### TASK ITEM
Make an exact copy of all the records.

[Website and app data records]
=== Begin Enclosure ===
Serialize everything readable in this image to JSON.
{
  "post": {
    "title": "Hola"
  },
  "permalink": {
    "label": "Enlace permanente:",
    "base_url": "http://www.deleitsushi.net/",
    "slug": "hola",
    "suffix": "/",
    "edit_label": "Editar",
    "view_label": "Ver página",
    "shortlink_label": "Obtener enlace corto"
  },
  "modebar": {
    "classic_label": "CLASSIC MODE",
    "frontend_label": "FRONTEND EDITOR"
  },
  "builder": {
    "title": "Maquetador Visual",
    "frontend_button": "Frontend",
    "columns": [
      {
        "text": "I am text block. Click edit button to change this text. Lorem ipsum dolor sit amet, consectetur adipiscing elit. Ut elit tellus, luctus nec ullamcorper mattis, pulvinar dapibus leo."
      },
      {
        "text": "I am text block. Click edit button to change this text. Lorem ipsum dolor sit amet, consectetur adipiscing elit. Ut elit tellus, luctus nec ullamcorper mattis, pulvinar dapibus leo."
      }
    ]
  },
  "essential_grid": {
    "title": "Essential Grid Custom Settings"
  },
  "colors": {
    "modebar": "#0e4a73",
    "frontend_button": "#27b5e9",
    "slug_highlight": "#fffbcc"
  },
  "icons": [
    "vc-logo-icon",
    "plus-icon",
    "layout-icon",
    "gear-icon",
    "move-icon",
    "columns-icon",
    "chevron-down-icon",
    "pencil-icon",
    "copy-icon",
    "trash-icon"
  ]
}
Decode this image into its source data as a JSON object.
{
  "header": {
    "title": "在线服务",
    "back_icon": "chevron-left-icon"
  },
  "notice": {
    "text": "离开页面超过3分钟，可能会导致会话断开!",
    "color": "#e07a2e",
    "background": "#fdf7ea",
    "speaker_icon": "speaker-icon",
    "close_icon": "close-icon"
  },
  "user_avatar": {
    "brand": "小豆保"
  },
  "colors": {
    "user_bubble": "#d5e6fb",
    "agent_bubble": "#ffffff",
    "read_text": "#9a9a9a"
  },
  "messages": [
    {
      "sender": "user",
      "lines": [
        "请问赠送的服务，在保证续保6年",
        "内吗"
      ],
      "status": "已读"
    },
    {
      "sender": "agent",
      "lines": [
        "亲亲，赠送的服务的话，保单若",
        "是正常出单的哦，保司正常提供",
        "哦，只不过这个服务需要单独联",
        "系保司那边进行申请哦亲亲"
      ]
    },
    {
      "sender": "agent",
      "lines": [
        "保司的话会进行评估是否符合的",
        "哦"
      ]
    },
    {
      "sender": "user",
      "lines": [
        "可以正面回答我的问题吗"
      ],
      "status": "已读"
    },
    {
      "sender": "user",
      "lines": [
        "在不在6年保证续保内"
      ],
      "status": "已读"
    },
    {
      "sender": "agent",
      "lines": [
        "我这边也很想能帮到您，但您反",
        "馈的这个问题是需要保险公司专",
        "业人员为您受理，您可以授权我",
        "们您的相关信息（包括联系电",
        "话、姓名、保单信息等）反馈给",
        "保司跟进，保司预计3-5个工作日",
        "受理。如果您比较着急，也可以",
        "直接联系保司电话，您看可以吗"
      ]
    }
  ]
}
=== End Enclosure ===
### EXERCISE RESPONSE
Serialize everything readable in this image to JSON.
{
  "post": {
    "title": "Hola"
  },
  "permalink": {
    "label": "Enlace permanente:",
    "base_url": "http://www.deleitsushi.net/",
    "slug": "hola",
    "suffix": "/",
    "edit_label": "Editar",
    "view_label": "Ver página",
    "shortlink_label": "Obtener enlace corto"
  },
  "modebar": {
    "classic_label": "CLASSIC MODE",
    "frontend_label": "FRONTEND EDITOR"
  },
  "builder": {
    "title": "Maquetador Visual",
    "frontend_button": "Frontend",
    "columns": [
      {
        "text": "I am text block. Click edit button to change this text. Lorem ipsum dolor sit amet, consectetur adipiscing elit. Ut elit tellus, luctus nec ullamcorper mattis, pulvinar dapibus leo."
      },
      {
        "text": "I am text block. Click edit button to change this text. Lorem ipsum dolor sit amet, consectetur adipiscing elit. Ut elit tellus, luctus nec ullamcorper mattis, pulvinar dapibus leo."
      }
    ]
  },
  "essential_grid": {
    "title": "Essential Grid Custom Settings"
  },
  "colors": {
    "modebar": "#0e4a73",
    "frontend_button": "#27b5e9",
    "slug_highlight": "#fffbcc"
  },
  "icons": [
    "vc-logo-icon",
    "plus-icon",
    "layout-icon",
    "gear-icon",
    "move-icon",
    "columns-icon",
    "chevron-down-icon",
    "pencil-icon",
    "copy-icon",
    "trash-icon"
  ]
}
Decode this image into its source data as a JSON object.
{
  "header": {
    "title": "在线服务",
    "back_icon": "chevron-left-icon"
  },
  "notice": {
    "text": "离开页面超过3分钟，可能会导致会话断开!",
    "color": "#e07a2e",
    "background": "#fdf7ea",
    "speaker_icon": "speaker-icon",
    "close_icon": "close-icon"
  },
  "user_avatar": {
    "brand": "小豆保"
  },
  "colors": {
    "user_bubble": "#d5e6fb",
    "agent_bubble": "#ffffff",
    "read_text": "#9a9a9a"
  },
  "messages": [
    {
      "sender": "user",
      "lines": [
        "请问赠送的服务，在保证续保6年",
        "内吗"
      ],
      "status": "已读"
    },
    {
      "sender": "agent",
      "lines": [
        "亲亲，赠送的服务的话，保单若",
        "是正常出单的哦，保司正常提供",
        "哦，只不过这个服务需要单独联",
        "系保司那边进行申请哦亲亲"
      ]
    },
    {
      "sender": "agent",
      "lines": [
        "保司的话会进行评估是否符合的",
        "哦"
      ]
    },
    {
      "sender": "user",
      "lines": [
        "可以正面回答我的问题吗"
      ],
      "status": "已读"
    },
    {
      "sender": "user",
      "lines": [
        "在不在6年保证续保内"
      ],
      "status": "已读"
    },
    {
      "sender": "agent",
      "lines": [
        "我这边也很想能帮到您，但您反",
        "馈的这个问题是需要保险公司专",
        "业人员为您受理，您可以授权我",
        "们您的相关信息（包括联系电",
        "话、姓名、保单信息等）反馈给",
        "保司跟进，保司预计3-5个工作日",
        "受理。如果您比较着急，也可以",
        "直接联系保司电话，您看可以吗"
      ]
    }
  ]
}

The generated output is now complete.